Pronunciation: [dˈʌt͡ʃamp] (IPA)

The spelling of the word "duchamp" is fairly straightforward when we break it down phonetically using the International Phonetic Alphabet (IPA). It is pronounced as 'duːʃɑːmp', with two syllables. The first syllable is pronounced as 'du', with a long 'u' sound, followed by the sh sound in 'shampoo.' The second syllable is pronounced as 'champ,' with the 'ch' sound as in 'church' and the 'a' sound as in 'car.' Together, the pronunciation of "duchamp" is 'duːʃɑːmp'.

DUCHAMP Meaning and Definition

  1. Duchamp is a term that primarily refers to Marcel Duchamp, a prominent French-American artist associated with the Dada and Surrealist movements of the early 20th century. However, "duchamp" can also be used in a more general sense to describe certain artistic concepts and techniques pioneered by Duchamp and his peers.

    In relation to Marcel Duchamp, the term "duchamp" denotes his radical approach to art-making, characterized by the use of readymades, objects taken directly from everyday life and presented as art. Duchamp's most famous readymade, "Fountain" (1917), a urinal signed with the pseudonym "R. Mutt," challenged conventional notions of art and raised questions about authorship, originality, and the significance of context.

    As a broader artistic concept, "duchamp" refers to the idea of challenging traditional aesthetics and pushing the boundaries of art. It encompasses a range of techniques such as appropriation, irony, and subversion, all aimed at defying established norms and provoking intellectual and philosophical reflections. By employing these strategies, artists can effectively disrupt conventional notions of art and prompt viewers to question their preconceived notions.

    "DuChamp" can also be used to describe works of art that exhibit Duchampian qualities, often characterized by conceptualism, wit, and an emphasis on the power of ideas over visual aesthetics. These artworks often require active engagement from the viewer, inviting them to reassess their understanding of art and its purpose.

    Overall, whether referring to Marcel Duchamp or the broader artistic concepts associated with his work, "duchamp" signifies a radical approach to art that challenges established norms, seeks to provoke thought and reflection, and encourages active and critical engagement from both the artist and the viewer

Common Misspellings for DUCHAMP

Etymology of DUCHAMP

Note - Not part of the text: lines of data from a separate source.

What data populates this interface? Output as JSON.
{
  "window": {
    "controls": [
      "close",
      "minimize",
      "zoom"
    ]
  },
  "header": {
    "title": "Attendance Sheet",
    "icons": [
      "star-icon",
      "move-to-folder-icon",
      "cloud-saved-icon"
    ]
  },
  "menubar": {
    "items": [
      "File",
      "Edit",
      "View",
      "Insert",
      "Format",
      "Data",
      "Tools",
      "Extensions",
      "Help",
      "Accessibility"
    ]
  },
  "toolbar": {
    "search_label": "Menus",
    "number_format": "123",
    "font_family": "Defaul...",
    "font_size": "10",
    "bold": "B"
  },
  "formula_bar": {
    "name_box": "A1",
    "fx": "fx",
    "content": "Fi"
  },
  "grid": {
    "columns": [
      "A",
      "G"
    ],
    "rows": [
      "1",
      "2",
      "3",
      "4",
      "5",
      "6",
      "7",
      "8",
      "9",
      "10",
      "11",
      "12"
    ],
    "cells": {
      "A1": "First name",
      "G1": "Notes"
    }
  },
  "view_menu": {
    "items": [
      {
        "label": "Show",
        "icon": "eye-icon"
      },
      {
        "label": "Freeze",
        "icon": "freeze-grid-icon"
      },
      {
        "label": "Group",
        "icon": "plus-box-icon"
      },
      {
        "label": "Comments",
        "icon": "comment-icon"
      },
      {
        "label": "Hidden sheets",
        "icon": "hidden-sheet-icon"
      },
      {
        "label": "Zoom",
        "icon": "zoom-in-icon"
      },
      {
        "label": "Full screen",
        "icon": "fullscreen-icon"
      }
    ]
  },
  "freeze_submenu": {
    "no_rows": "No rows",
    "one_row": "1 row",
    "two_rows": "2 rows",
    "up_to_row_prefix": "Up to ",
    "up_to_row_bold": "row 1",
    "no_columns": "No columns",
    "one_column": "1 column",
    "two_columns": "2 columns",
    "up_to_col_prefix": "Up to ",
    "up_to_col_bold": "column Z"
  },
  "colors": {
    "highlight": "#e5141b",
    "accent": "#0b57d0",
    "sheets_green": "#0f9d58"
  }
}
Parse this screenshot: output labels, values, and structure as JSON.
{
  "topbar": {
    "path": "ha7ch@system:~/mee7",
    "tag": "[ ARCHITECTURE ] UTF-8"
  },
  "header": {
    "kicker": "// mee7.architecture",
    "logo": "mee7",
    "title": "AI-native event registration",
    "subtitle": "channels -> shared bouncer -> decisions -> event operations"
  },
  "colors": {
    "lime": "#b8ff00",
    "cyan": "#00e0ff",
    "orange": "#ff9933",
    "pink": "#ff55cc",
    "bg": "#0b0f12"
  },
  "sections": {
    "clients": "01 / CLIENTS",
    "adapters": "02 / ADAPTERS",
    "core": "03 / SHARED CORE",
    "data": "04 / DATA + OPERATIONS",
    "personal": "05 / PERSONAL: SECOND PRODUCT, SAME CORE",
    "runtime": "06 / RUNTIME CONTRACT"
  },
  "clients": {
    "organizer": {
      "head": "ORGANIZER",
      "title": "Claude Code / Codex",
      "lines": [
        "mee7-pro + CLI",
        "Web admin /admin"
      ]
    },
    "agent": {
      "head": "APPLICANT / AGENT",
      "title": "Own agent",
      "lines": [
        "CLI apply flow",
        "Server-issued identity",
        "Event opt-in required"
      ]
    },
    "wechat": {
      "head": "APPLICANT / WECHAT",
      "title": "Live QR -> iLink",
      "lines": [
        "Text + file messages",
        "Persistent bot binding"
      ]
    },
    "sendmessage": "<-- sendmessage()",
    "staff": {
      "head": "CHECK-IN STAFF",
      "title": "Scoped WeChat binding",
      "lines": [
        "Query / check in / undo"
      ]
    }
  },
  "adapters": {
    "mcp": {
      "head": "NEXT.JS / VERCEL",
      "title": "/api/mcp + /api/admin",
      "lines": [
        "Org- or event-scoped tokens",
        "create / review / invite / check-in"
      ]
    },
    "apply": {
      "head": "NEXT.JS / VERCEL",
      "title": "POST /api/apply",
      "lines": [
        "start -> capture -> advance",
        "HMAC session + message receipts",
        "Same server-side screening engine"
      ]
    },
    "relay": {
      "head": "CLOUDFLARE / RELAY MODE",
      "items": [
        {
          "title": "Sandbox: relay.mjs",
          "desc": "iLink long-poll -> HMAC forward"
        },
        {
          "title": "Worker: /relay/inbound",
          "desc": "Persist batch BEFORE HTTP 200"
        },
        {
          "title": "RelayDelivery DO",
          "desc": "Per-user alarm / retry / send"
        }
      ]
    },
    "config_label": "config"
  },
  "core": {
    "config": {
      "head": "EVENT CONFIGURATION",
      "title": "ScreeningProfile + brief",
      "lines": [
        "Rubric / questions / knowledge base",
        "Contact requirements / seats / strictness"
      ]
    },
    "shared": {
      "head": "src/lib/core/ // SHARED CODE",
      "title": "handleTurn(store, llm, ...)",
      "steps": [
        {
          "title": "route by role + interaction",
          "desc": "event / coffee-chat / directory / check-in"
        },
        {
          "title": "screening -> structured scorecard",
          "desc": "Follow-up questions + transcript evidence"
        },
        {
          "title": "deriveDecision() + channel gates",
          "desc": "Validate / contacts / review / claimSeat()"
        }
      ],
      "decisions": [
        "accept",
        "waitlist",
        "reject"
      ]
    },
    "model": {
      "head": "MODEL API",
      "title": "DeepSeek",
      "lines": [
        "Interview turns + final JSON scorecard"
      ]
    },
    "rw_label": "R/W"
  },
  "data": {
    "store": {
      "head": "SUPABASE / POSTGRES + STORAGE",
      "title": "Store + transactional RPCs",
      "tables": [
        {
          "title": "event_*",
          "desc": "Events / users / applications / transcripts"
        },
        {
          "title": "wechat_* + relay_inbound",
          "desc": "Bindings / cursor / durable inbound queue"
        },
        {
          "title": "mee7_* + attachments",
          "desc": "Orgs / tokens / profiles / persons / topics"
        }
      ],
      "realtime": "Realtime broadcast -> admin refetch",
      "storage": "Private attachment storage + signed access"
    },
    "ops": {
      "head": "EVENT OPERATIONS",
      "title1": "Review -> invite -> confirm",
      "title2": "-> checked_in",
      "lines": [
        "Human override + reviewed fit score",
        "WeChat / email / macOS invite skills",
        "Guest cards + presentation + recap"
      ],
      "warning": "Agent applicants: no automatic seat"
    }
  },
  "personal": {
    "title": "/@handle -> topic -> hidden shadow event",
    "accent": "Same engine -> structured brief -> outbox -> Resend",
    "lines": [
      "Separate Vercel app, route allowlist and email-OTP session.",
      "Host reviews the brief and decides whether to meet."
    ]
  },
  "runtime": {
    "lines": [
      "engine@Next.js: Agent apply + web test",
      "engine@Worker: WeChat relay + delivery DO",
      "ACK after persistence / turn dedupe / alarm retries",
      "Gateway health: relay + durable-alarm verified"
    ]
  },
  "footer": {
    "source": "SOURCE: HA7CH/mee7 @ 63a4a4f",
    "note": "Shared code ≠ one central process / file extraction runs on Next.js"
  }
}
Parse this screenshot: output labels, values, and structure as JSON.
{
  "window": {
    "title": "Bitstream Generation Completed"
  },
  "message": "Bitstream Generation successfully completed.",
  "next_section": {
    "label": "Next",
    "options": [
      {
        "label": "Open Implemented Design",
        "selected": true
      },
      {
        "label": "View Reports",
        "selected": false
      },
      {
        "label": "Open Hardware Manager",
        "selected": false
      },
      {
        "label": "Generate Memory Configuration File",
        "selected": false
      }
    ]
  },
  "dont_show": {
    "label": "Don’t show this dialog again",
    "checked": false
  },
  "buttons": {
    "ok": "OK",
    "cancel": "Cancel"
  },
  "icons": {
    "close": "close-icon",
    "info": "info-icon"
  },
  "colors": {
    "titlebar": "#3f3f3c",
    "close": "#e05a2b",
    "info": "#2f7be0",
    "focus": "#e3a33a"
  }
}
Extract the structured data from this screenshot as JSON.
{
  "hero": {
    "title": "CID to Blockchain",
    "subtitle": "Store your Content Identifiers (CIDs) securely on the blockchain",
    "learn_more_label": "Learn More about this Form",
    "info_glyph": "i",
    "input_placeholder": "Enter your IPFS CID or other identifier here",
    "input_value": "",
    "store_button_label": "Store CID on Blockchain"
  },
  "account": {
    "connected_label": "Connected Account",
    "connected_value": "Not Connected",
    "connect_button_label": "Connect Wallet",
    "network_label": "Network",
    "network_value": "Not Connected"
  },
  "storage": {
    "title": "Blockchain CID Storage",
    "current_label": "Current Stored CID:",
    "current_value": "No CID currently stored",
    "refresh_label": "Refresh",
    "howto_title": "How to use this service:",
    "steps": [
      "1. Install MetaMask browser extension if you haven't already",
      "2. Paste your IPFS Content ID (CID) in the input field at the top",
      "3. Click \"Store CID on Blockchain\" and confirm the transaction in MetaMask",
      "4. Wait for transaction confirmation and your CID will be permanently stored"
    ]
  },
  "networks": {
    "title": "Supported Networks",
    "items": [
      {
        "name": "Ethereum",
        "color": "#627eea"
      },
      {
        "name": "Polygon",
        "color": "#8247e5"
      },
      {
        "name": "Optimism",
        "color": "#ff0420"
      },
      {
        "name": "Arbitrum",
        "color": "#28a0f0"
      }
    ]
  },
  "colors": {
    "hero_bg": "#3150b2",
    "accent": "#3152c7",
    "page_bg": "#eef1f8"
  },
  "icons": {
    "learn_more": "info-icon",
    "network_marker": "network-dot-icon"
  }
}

The word "Duchamp" is a surname of French origin. It is derived from the Old French term "du champ" which translates to "of the field" or "from the field". "Du" means "of" or "from" and "champ" translates to "field" in English. The surname likely originated as a topographic name for someone who lived near or worked in a field, or as a locational name related to a place named "Champ". "Duchamp" can also be found as a variant spelling of "Duhamel" or "de Champeaux", indicating a possible link to specific geographic locations.